At just 20 years old Sarah Silva, aka Estevie, can already say she’s spent over 10 years dedicating her all to her music. But the release of September’s Cumbialicious EP marked an exciting new chapter for the Los Angeles artist. The Mexican-American singer spoke about her admiration for trendsetters like Grupo Limite’s Alicia Villareal in an interview with Remezcla earlier this year, so understandably, “Como Yo” harkens back to sounds of late ‘90s cumbias norteñas that continue to ring in the ears of millennials and Gen Z-ers alike. But rather than dish out a carbon-copy sound using the exact same formula, Estevie delivered an unmistakably catchy, pop-flecked romantic ballad that tastefully takes aim at her love interest’s new beau. No one, especially this (temporary) new flame, could ever love him like she could, Estevie reminds us, as she belts out gut-wrenching line after line. – Nayeli Portillo

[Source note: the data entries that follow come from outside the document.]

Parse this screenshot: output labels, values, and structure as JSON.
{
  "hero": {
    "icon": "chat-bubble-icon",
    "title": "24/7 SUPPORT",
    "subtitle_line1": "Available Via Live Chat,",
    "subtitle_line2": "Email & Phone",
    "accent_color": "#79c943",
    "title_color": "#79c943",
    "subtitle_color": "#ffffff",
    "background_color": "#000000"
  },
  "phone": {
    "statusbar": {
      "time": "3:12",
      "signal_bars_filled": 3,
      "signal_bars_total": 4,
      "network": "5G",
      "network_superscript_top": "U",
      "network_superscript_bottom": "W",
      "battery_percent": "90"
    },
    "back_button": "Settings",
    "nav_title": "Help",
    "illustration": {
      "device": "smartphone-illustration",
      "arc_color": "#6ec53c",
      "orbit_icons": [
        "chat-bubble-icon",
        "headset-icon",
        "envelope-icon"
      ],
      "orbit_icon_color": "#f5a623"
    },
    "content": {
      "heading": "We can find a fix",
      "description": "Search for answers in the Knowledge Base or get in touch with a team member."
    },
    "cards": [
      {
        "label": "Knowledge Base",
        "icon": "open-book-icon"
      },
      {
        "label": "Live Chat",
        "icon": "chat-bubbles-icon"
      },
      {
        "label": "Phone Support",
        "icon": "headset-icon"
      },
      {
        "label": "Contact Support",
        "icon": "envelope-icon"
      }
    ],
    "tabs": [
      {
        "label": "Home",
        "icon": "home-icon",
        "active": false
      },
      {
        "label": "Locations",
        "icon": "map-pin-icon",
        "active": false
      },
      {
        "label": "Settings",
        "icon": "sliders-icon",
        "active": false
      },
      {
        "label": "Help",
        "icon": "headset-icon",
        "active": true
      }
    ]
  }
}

Junior H, Peso Pluma – “El Azul”
While corridos continued to reign supreme in Latine music in 2023, few others had such amazing showings as Junior H and Peso Pluma, and “El Azul” proved their strengths as performers and personalities. Of course, Doble P became the poster boy for the crossover potential of the genre, as well as Junior blossoming into the hero of those in the know. Both singers exchanged lines in “El Azul,” bringing us their perspective around their reality, triumphantly declaring that “bélicos ya somos, bélicos morimos.” Junior gave us his calm yet calculated charisma to the mix, while Peso exuded his devil-may-care charm through his lines. Switching between ponderous sierreño verses and double time rhythms on the chorus, the track morphed a tale of business and violence into a party anthem and back again, which in turn made it a prime example of why this style of music has gone on to conquer the world. — Marcos Hassan

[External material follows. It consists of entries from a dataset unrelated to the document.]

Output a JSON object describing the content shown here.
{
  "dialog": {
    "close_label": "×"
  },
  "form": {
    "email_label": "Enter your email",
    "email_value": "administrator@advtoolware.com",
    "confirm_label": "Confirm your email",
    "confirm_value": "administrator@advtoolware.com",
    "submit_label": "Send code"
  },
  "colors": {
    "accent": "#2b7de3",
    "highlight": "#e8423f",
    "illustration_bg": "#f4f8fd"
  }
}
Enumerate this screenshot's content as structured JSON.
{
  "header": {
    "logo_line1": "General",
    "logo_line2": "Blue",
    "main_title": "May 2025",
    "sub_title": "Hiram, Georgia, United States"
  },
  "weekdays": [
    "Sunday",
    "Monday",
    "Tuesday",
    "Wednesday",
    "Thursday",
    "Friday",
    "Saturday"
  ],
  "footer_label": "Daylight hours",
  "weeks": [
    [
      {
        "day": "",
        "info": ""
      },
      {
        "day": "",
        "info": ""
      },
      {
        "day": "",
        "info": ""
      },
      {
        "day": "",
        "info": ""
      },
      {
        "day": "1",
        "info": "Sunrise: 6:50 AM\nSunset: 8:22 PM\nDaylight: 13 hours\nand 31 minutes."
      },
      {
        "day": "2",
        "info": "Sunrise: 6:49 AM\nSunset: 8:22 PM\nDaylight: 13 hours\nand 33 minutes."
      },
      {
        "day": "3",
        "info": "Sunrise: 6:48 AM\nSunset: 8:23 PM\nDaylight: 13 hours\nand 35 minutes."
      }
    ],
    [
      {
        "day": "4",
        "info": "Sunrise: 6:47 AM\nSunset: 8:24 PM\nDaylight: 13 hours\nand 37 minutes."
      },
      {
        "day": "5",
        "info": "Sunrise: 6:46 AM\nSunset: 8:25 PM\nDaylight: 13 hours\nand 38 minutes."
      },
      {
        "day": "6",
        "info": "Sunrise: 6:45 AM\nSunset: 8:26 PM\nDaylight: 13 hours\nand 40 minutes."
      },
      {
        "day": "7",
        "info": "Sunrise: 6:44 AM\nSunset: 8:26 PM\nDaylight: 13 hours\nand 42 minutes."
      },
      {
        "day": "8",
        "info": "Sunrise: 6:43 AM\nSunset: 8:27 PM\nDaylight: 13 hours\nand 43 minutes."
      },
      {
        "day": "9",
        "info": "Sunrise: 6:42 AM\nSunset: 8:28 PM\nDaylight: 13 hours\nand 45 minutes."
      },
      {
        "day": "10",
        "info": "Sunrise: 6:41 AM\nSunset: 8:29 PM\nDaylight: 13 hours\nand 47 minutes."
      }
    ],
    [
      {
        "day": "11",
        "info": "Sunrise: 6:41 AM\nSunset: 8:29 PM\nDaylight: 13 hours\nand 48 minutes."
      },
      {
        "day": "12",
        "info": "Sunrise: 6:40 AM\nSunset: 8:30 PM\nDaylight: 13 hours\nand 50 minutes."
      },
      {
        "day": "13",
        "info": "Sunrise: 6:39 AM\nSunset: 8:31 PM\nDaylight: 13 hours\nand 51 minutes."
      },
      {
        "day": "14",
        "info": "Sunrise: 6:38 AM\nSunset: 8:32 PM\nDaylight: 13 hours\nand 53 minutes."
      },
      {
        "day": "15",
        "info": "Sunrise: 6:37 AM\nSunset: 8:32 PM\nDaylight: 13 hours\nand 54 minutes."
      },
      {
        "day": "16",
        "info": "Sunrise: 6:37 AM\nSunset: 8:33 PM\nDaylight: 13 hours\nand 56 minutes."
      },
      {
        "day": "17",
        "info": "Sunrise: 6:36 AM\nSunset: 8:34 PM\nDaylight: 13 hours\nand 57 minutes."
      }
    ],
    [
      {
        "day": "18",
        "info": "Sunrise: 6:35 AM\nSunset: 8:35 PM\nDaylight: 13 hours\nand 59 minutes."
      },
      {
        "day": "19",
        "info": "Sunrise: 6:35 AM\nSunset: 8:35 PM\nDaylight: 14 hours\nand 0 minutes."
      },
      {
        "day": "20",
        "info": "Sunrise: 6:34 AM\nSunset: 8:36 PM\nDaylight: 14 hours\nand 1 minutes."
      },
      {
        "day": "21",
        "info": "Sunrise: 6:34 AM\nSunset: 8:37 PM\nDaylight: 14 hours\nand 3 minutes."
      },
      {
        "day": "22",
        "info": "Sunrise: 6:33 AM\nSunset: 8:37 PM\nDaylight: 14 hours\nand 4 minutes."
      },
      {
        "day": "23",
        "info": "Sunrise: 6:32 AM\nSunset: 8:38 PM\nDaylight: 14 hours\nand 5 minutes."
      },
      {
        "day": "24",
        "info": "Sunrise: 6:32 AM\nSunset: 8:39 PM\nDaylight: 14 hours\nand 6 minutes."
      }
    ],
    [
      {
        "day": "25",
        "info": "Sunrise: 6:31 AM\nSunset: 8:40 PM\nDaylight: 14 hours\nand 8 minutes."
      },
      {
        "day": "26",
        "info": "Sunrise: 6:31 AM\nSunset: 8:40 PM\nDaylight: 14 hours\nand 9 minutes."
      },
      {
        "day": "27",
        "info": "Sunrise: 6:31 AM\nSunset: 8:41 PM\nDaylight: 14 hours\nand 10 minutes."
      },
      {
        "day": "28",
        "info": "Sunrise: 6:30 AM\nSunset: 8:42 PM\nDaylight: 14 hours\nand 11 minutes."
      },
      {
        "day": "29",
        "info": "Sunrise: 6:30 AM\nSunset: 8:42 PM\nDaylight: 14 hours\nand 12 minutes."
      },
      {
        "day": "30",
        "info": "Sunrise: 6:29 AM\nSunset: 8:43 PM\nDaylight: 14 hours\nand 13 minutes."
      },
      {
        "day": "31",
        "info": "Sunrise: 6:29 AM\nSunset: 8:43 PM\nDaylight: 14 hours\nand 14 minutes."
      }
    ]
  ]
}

Conexión Divina – “Anestesia”
While the split seemed amicable, fans were surprised by the sudden departure of one of the all-women sierreño trio Conexión Divina’s guitarist and founding member Ashlee Valenzuela back in September. “Anestesia” marks what is easily the original lineup’s finest moments across their debut album, Tres Mundos, because it’s a heavy dose of straight-up gutting música melancólica. A somber chord progression spliced with Valenzuela’s rattling, arpeggiated style and Calixto’s vivid, rumbling basslines bubble at the surface as the Trujillo spills her heart after getting burned by an all-consuming love in her signature earthy croons: “Me veo al espejo como si estuviera viva/ Pero adentro hay hielo y no sana esta herida.” – Nayeli Portillo
Oscar Maydón, Junior H – “Fin De Semana”
Corridos have grown a reputation of being capable of being both party music and a soundtrack for taking care of business. “Fin De Semana” was one of the songs that, although not exempt from mentioning the looming violence around it, is all about the prospect of having fun. The song gave us what Junior H and Oscar Maydón think is the best way to ask a girl out, telling her about everything that’ll happen when they hang out, promising nothing but a good time during the upcoming weekend. The devil is found in the details, though, as they both say in the lyrics that they won’t beg for their prospective date to accept their invitation, implying that others are waiting for this kind of treatment and that fun will be had regardless, giving us a glimpse of their boasting even at their most romantic. Corridos are having the best moment as a genre, and songs like “Fin De Semana” sound like a victory lap not only for the artists involved but for the entire genre. — Marcos Hassan